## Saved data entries
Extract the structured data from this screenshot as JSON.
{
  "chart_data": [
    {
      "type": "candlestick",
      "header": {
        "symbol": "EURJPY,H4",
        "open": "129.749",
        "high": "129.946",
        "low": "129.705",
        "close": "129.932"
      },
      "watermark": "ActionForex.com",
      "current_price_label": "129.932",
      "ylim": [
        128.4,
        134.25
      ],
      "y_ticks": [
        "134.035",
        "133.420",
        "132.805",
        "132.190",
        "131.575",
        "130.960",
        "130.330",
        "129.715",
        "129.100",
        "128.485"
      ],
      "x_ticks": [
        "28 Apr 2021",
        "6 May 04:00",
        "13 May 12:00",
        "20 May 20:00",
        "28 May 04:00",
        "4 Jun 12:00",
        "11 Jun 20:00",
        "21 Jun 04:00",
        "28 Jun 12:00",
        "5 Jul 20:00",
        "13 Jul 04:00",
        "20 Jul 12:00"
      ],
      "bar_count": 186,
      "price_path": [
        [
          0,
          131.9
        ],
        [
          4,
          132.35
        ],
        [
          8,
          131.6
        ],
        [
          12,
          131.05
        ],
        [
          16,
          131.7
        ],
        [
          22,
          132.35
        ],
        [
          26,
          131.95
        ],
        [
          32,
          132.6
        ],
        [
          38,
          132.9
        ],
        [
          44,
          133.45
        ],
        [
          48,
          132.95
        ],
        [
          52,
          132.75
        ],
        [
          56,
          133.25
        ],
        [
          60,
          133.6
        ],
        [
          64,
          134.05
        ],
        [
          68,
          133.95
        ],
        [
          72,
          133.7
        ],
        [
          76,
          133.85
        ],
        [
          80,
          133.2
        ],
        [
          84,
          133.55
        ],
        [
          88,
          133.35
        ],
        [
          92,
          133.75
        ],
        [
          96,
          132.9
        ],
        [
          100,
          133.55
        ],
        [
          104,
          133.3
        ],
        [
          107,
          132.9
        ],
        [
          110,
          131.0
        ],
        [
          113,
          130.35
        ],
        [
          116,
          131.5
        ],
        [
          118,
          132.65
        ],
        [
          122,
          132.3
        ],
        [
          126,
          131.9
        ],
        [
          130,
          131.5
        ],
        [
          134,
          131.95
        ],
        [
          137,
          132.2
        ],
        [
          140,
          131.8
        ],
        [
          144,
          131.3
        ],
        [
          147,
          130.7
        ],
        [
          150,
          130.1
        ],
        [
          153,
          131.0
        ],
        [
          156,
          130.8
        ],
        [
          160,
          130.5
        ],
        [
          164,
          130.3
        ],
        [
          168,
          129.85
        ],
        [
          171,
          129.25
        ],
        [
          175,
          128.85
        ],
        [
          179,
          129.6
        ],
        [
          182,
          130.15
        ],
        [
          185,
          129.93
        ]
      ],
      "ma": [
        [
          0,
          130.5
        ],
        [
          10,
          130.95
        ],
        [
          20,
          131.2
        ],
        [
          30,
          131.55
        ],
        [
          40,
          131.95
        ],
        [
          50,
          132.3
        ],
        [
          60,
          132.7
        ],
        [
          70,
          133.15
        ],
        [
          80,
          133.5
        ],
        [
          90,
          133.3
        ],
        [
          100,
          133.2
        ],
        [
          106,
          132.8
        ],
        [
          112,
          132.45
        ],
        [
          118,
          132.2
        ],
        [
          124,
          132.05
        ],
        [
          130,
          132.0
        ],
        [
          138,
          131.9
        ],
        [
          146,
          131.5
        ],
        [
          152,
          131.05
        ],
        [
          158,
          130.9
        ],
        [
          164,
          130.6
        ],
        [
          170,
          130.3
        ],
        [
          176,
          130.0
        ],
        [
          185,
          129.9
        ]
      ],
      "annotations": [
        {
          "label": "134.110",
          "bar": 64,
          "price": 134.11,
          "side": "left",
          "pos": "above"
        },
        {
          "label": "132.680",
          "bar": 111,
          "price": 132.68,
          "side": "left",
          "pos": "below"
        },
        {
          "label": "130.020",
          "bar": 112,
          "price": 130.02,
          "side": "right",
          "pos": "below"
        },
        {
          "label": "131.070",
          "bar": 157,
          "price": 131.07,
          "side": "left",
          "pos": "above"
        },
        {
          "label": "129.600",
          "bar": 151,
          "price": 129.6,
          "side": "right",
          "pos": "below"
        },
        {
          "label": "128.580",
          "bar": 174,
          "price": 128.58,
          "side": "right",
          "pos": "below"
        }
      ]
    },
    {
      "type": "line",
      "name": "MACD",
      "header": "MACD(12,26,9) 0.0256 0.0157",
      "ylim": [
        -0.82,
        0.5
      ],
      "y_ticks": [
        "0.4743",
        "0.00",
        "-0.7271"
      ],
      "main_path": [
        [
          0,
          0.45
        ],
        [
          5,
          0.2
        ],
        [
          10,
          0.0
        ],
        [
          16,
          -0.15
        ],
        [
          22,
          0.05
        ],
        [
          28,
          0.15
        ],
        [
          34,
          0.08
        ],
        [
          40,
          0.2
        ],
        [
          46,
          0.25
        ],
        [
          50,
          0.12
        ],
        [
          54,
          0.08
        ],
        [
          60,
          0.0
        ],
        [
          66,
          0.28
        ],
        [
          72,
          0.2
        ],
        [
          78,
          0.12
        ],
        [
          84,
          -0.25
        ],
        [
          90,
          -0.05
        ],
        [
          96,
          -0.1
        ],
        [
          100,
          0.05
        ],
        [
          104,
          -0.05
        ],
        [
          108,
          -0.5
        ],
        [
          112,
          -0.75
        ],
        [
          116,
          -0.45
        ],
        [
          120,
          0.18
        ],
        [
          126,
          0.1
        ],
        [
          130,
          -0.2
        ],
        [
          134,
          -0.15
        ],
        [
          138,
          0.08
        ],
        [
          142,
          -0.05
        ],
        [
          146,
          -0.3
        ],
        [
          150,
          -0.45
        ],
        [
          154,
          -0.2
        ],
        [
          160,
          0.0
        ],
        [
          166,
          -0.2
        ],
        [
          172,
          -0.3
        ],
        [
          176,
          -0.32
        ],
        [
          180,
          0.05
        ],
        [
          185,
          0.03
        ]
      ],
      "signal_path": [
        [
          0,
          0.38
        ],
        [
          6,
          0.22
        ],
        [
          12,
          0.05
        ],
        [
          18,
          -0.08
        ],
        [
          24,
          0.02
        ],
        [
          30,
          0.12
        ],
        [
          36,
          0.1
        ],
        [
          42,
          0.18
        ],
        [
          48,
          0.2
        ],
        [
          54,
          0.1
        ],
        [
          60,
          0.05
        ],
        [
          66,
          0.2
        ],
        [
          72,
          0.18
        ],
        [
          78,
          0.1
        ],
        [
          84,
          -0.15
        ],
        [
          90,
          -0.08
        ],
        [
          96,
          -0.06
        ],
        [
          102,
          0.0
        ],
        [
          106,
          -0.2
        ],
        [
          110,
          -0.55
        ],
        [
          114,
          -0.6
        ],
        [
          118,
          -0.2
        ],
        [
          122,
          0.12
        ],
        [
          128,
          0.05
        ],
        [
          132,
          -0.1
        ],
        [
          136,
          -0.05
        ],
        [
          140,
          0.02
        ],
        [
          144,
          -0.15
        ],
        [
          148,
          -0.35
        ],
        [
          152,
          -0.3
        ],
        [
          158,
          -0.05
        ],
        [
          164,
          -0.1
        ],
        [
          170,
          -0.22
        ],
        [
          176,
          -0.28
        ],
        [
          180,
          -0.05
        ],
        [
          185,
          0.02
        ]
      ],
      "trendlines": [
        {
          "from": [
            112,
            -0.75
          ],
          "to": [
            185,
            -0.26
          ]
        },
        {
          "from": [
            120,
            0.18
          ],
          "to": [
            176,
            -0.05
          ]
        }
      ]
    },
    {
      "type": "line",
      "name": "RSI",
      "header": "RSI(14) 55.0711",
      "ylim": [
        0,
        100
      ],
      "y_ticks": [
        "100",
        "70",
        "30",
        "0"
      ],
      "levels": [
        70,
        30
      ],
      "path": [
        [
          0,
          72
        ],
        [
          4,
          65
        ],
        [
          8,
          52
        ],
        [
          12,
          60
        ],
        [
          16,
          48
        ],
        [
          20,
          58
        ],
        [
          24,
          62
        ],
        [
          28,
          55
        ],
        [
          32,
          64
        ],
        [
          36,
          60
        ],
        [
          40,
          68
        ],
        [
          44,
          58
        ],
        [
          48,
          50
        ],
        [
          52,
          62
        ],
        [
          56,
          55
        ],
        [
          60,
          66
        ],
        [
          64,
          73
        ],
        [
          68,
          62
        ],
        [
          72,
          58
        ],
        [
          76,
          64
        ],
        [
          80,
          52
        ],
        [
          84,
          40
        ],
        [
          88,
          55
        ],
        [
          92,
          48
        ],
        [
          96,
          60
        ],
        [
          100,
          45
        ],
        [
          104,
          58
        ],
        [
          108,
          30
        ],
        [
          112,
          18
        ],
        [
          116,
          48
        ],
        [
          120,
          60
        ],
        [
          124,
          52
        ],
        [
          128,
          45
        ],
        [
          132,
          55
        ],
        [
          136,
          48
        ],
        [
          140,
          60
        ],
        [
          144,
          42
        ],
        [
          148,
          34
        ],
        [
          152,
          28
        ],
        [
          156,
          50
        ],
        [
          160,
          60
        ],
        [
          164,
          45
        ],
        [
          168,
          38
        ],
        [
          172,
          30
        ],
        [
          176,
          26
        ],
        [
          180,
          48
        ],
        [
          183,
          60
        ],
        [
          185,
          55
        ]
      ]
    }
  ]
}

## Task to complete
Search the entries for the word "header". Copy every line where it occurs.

## Result
      "header": {
      "header": "MACD(12,26,9) 0.0256 0.0157",
      "header": "RSI(14) 55.0711",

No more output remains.